The regulator has now said it will need time to sift through the evidence it gathered overnight — so it remains to be seen whether its wider review of political ad targeting will be delayed as a result.
ICO granted warrant: We’re pleased with the decision of the judge and we plan to execute the warrant shortly. This is just one part of a larger investigation into the use of personal data for political purposes and we will now need time to collect and consider the evidence
— ICO (@ICOnews) March 23, 2018
In an online statement published yesterday, the acting CEO of CA, Alexander Taylor, apologized for Facebook “data and derivatives” having been obtained without consent “from most respondents”.
But he also claimed the company believed it was acting within Facebook’s policies and UK data protection law when it licensed the data from professor Aleksandr Kogan whose survey app was the Trojan horse used to gather 270,000 Facebook users’ data and their friends’ data — resulting in some 50M profiles being harvested in all.
“[CA] believed that the data had been obtained in line with Facebook’s terms of service and data protection laws,” writes Taylor.

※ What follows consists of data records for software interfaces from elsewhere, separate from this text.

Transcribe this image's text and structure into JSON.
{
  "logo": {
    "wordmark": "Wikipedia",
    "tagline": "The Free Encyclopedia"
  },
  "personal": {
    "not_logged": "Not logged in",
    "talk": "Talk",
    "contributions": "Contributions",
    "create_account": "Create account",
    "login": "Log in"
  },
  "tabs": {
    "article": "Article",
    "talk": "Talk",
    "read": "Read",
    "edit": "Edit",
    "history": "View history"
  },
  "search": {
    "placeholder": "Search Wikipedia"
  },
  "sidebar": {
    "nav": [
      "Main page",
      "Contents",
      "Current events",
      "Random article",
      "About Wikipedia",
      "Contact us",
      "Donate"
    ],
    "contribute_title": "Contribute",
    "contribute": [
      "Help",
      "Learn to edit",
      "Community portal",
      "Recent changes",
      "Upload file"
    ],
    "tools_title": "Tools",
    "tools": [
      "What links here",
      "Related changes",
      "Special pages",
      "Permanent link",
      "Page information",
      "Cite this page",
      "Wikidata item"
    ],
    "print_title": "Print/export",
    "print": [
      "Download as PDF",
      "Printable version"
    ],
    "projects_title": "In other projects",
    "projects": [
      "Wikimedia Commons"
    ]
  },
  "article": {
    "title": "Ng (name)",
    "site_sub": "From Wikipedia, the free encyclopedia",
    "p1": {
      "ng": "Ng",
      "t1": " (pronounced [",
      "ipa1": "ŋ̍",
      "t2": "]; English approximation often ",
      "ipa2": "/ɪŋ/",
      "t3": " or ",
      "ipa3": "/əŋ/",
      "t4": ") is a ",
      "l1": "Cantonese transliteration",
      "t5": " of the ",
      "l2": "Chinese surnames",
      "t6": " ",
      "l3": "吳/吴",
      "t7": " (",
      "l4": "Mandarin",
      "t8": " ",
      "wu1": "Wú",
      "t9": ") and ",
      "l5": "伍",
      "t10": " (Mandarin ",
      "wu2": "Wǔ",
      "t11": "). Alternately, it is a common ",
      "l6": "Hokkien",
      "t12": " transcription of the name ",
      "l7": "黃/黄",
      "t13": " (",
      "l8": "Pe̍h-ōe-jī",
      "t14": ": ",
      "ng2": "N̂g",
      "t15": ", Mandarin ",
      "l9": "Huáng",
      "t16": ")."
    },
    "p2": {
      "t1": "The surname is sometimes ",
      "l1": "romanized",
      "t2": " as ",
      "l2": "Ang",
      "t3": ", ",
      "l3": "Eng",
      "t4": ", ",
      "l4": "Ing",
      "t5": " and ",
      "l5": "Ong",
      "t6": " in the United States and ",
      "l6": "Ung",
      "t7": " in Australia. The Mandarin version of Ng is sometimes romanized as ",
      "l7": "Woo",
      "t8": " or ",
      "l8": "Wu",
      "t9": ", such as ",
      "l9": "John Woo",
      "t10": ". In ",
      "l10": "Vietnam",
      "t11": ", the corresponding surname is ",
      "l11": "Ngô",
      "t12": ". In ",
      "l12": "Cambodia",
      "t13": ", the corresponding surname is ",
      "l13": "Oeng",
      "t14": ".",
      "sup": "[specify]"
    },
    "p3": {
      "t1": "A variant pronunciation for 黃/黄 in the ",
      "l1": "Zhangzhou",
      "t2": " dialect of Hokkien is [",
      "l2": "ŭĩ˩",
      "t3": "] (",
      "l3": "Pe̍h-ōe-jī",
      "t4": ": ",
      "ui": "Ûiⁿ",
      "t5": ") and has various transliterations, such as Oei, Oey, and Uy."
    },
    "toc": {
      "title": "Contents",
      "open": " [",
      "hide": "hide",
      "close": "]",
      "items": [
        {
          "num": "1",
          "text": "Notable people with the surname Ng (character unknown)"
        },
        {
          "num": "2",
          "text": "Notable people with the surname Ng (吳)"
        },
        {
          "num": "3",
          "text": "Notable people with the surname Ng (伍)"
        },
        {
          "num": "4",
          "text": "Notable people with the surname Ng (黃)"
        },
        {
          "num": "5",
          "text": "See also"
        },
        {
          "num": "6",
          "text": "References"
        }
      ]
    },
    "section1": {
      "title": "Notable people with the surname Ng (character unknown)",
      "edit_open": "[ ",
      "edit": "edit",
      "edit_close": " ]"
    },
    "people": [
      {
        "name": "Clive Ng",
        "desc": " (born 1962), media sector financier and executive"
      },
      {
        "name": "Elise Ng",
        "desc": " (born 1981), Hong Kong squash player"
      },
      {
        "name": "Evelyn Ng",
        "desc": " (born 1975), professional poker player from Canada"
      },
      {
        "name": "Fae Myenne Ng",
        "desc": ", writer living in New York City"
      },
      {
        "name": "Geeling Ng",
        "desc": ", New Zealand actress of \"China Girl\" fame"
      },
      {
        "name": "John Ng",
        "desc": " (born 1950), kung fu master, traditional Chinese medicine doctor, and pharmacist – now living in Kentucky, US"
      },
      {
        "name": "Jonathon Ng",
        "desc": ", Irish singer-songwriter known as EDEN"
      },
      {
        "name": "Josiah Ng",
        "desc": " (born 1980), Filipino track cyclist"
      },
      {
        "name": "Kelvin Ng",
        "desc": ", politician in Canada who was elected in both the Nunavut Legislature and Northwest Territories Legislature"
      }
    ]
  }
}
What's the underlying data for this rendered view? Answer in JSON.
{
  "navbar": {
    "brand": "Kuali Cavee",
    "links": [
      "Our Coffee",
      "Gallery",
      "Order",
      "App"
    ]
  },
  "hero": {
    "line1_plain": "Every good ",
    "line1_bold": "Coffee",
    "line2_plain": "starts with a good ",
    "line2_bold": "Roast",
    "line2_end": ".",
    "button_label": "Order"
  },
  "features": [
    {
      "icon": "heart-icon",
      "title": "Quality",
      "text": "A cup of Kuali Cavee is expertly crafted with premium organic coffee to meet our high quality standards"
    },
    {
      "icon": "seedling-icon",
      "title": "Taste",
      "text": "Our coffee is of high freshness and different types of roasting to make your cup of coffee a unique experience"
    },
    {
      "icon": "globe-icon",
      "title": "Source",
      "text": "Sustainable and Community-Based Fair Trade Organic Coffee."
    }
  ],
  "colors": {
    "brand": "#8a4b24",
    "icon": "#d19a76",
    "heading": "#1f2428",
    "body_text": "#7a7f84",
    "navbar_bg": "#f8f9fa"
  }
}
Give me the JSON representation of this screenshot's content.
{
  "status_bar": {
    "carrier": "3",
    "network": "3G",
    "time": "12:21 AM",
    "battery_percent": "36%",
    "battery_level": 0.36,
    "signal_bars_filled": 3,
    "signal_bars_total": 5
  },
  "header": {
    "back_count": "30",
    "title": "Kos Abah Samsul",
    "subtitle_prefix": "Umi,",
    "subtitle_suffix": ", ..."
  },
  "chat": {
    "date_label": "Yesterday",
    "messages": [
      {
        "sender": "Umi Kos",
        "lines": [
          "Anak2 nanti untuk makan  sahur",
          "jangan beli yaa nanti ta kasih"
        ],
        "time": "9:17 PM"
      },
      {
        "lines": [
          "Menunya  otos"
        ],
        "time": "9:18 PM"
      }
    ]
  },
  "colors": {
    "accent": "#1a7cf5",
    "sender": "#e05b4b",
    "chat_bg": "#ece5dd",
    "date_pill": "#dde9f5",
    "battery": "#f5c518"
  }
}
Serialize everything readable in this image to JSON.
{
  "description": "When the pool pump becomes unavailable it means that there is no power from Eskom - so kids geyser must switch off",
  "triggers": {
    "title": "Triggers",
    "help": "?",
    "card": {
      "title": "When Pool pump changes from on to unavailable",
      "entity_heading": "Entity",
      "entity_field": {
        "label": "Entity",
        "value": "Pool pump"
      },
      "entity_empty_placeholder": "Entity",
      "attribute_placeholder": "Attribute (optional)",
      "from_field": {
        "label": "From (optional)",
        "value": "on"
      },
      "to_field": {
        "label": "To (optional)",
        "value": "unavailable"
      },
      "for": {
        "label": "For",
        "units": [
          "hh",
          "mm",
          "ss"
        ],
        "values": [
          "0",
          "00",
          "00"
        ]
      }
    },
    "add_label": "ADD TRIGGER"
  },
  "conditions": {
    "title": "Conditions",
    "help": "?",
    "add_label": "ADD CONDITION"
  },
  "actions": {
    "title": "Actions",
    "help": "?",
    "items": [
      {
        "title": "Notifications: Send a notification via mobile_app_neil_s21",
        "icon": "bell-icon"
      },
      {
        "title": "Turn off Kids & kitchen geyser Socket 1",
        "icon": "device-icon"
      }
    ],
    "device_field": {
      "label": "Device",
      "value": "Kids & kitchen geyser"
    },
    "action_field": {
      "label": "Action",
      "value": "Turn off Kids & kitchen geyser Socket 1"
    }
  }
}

He also claims that in October 2015 CA deleted the data from its file server after Facebook asked it to. But he seems less certain whether other copies might not have existed as he says the company “began the process of searching for and removing any of its derivatives in our system”.
“When Facebook sought further assurances a year ago, we carried out an internal audit to make sure that all the data, all derivatives and backups had been deleted, and gave Facebook a certificate to this effect. Please can I be absolutely clear: we did not use any GSR data in the work we did in the 2016 US presidential election,” he further claims.
“We are now undertaking an independent third-party audit to verify that we do not hold any GSR data,” Taylor adds. “We have been in touch with the UK Information Commissioner’s Office (ICO) since February 2017, when we hosted its team in our London office to provide total transparency on the data we hold, how we process it, and the legal basis for us processing it. I want to make sure we remain committed to helping the ICO in their investigations.”